Assignment
From the entries that follow, copy every line with the word "мовою".
————
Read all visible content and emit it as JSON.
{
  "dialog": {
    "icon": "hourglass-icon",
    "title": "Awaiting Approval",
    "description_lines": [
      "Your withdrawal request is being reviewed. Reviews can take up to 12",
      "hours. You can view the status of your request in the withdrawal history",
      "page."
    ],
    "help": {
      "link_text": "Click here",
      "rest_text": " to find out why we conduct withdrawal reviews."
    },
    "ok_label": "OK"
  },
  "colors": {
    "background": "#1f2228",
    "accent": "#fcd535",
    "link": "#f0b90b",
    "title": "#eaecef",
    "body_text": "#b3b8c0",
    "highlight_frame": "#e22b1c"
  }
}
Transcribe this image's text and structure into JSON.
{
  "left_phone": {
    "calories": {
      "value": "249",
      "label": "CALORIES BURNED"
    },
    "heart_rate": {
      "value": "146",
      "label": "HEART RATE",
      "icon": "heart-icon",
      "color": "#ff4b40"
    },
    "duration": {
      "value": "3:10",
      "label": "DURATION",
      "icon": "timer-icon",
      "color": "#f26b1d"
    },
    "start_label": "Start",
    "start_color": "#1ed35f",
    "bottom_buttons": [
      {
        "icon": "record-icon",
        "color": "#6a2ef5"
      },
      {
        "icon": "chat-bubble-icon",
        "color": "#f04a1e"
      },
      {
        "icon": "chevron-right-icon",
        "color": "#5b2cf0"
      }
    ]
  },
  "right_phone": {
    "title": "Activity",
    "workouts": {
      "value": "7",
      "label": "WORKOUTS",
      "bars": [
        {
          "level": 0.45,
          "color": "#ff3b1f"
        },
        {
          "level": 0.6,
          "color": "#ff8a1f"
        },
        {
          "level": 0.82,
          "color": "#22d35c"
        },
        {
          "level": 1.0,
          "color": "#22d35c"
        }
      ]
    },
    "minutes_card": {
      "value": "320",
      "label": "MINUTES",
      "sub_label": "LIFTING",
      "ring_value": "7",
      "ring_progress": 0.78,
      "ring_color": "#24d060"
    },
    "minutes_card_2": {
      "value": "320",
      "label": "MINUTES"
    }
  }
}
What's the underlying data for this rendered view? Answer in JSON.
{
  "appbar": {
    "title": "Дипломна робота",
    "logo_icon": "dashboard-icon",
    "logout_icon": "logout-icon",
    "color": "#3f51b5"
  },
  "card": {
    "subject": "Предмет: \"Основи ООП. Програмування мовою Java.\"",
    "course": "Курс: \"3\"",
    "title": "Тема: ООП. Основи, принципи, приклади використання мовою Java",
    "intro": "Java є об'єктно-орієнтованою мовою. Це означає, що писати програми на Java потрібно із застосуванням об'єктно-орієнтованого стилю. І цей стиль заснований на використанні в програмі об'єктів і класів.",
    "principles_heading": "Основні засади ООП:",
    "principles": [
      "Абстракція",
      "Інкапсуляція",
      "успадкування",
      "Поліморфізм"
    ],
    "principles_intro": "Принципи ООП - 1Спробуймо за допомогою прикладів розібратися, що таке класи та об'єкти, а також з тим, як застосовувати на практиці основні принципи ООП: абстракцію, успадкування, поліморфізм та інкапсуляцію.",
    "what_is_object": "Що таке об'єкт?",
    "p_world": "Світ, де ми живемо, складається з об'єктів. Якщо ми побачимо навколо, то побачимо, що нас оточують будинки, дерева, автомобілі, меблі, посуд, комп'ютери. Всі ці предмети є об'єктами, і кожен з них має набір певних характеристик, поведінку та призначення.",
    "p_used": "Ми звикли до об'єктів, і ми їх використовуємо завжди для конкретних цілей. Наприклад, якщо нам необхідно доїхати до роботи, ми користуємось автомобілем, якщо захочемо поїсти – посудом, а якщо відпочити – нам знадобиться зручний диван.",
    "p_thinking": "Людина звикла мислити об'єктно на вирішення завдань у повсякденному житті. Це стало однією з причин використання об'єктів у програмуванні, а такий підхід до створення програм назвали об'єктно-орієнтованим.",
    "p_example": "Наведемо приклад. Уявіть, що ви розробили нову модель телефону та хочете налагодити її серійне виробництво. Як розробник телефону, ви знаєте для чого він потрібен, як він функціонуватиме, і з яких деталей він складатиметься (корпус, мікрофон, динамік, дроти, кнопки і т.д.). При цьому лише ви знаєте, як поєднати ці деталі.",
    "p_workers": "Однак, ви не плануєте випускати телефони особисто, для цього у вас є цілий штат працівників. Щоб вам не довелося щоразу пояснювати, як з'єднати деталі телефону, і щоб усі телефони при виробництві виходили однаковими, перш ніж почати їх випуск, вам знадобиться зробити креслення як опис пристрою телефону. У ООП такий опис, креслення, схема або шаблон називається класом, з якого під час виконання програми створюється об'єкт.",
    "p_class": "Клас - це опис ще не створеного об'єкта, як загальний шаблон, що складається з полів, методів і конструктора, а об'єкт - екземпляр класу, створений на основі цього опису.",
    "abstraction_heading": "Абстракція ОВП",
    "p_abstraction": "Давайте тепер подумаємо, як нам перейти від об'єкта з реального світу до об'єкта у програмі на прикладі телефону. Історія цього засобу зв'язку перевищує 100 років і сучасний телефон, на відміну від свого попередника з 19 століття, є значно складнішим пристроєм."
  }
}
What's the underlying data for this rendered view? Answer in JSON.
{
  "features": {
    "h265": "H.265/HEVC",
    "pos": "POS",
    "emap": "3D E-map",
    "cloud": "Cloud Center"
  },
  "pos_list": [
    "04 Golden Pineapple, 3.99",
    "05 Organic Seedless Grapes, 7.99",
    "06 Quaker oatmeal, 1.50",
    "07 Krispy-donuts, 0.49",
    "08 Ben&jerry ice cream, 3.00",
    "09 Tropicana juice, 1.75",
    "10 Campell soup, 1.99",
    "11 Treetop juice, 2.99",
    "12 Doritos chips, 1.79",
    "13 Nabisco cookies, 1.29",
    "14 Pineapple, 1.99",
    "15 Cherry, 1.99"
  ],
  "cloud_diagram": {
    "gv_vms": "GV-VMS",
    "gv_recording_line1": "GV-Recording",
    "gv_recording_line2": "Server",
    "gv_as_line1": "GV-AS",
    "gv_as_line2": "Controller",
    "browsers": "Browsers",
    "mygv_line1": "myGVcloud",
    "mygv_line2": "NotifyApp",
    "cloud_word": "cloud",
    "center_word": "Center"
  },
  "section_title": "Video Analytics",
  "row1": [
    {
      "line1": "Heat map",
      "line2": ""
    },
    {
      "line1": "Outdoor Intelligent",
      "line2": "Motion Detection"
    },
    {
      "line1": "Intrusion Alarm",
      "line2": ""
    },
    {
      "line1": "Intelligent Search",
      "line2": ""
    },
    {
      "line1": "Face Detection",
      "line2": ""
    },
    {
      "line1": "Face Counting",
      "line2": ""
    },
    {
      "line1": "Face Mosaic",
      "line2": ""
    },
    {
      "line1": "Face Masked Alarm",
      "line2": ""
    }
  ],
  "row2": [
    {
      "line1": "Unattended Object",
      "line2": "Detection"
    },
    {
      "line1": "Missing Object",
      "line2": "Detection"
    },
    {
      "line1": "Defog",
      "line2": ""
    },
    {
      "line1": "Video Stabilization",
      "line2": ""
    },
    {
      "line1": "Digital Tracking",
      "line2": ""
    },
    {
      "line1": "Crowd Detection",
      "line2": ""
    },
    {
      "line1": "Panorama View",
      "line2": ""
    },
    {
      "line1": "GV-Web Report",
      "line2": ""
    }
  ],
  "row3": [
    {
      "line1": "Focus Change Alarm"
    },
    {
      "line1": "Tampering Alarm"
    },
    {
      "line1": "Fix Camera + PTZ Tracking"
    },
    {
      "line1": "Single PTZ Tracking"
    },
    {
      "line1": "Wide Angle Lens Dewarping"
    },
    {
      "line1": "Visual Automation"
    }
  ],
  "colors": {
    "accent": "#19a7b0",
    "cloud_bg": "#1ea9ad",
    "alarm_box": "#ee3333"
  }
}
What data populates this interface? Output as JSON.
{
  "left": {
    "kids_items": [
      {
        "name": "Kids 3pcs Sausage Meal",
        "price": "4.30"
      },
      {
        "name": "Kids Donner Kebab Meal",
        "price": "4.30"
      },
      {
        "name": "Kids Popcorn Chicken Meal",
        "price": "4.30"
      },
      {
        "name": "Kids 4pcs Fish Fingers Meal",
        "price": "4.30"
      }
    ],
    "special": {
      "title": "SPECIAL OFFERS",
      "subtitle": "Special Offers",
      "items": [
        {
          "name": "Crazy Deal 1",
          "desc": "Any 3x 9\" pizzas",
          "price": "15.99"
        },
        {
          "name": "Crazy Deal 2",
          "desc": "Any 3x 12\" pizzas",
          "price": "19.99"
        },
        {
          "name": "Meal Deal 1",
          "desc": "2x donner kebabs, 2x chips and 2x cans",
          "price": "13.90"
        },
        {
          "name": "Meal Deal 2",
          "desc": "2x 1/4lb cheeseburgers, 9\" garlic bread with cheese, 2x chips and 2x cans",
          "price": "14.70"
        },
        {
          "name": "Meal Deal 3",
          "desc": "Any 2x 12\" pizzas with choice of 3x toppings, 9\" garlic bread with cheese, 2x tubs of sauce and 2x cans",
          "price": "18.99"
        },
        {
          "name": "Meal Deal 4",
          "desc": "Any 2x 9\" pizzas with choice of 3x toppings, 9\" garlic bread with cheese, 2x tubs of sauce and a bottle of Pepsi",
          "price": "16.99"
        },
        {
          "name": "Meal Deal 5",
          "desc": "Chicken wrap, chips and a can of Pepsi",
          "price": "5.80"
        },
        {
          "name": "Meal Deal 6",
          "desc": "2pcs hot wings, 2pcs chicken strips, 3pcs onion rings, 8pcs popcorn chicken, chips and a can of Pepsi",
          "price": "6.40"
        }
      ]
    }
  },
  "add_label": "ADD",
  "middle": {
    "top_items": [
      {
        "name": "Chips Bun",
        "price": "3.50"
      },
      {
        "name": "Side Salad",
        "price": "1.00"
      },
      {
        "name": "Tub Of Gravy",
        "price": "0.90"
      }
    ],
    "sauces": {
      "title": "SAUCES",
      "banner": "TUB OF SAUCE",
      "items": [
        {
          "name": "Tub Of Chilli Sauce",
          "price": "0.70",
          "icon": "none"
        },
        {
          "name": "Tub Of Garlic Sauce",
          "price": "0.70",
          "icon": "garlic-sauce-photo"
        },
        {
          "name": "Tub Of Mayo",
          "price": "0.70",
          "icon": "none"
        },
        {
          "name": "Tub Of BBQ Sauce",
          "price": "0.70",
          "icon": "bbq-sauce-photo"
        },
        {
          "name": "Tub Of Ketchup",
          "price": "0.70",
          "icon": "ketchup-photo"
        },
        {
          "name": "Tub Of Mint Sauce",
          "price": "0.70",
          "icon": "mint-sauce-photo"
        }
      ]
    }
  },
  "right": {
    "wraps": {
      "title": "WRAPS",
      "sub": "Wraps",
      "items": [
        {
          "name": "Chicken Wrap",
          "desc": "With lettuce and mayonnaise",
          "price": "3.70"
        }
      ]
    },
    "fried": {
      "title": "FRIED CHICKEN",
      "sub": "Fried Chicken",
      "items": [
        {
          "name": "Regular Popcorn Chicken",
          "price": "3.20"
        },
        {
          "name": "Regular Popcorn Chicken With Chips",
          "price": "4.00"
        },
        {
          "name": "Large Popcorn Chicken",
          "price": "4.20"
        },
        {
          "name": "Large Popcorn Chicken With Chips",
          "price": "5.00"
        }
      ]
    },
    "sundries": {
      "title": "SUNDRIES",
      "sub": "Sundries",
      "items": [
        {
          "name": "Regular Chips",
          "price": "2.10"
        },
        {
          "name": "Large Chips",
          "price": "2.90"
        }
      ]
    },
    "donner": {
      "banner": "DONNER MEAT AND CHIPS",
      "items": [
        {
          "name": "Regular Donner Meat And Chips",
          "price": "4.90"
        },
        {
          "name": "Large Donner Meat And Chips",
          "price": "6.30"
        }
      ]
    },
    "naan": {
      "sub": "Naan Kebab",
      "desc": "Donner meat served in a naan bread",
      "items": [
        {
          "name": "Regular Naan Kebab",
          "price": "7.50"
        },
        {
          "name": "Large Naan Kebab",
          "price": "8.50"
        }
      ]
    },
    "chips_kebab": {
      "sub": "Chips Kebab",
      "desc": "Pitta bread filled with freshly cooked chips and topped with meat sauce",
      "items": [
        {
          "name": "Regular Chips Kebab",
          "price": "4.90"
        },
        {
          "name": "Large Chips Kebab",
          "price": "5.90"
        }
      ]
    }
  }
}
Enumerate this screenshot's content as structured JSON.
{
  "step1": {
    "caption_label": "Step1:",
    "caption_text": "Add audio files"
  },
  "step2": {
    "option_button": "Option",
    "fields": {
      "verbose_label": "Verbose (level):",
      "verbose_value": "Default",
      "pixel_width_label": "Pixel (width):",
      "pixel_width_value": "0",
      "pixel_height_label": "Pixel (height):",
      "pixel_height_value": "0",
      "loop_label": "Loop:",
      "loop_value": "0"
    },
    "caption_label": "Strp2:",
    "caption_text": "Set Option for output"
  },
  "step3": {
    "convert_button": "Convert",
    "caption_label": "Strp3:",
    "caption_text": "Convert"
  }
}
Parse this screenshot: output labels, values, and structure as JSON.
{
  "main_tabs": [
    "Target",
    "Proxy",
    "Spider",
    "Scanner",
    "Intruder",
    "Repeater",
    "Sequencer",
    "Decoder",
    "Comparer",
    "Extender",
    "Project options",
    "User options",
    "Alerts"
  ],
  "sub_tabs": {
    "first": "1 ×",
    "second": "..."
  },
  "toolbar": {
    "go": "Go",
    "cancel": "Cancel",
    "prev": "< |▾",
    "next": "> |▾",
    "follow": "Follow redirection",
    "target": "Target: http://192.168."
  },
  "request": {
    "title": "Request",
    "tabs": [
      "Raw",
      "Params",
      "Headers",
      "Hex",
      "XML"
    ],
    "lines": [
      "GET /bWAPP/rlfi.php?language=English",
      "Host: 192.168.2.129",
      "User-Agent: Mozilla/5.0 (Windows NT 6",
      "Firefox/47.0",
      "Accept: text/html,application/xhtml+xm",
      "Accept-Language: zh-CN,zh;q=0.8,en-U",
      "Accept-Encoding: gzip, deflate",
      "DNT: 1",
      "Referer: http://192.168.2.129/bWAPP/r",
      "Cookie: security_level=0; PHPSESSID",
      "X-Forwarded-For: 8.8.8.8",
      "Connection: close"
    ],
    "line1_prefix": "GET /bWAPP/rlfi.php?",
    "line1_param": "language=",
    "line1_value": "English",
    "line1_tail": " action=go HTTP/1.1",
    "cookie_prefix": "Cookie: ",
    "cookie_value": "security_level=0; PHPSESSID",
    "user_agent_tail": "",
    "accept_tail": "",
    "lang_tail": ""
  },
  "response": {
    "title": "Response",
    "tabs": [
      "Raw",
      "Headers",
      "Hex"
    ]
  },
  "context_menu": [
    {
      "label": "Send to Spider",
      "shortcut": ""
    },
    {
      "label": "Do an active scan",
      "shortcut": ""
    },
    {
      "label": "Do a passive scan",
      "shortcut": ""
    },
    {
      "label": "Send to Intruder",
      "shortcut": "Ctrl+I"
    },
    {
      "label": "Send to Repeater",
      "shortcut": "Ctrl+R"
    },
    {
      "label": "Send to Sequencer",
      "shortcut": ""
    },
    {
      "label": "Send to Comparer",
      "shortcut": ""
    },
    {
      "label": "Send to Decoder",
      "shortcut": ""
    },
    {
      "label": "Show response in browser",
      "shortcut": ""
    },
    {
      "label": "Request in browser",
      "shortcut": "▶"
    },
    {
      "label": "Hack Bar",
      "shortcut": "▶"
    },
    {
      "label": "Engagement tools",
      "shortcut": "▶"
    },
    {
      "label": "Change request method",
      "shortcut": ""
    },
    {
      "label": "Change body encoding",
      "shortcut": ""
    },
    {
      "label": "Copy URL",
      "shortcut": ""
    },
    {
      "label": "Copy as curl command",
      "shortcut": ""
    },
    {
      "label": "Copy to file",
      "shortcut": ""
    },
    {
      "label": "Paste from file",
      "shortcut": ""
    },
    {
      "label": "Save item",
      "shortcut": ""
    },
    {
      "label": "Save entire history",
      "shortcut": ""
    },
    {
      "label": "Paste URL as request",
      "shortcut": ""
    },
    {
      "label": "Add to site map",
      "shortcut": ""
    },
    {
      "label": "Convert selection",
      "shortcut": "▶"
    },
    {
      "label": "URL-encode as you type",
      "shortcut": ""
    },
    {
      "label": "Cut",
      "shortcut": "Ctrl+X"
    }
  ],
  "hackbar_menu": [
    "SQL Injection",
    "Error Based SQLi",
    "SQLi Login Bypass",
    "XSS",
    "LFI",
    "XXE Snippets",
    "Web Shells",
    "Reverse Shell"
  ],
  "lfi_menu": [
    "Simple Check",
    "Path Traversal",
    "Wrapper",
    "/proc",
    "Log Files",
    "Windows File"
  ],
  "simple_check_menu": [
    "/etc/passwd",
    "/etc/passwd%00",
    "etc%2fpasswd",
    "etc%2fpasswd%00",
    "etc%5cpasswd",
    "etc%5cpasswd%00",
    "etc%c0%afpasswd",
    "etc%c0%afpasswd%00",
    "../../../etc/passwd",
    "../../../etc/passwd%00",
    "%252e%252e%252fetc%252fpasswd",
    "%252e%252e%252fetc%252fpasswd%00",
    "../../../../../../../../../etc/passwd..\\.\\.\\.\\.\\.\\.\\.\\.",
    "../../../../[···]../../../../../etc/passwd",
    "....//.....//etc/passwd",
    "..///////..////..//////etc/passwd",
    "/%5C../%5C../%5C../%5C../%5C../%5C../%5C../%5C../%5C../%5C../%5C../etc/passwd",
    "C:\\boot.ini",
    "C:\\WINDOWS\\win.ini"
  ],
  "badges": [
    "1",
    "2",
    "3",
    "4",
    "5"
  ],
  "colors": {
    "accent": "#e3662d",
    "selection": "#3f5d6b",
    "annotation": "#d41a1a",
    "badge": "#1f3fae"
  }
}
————
Written answer
    "subject": "Предмет: \"Основи ООП. Програмування мовою Java.\"",
    "title": "Тема: ООП. Основи, принципи, приклади використання мовою Java",
    "intro": "Java є об'єктно-орієнтованою мовою. Це означає, що писати програми на Java потрібно із застосуванням об'єктно-орієнтованого стилю. І цей стиль заснований на використанні в програмі об'єктів і класів.",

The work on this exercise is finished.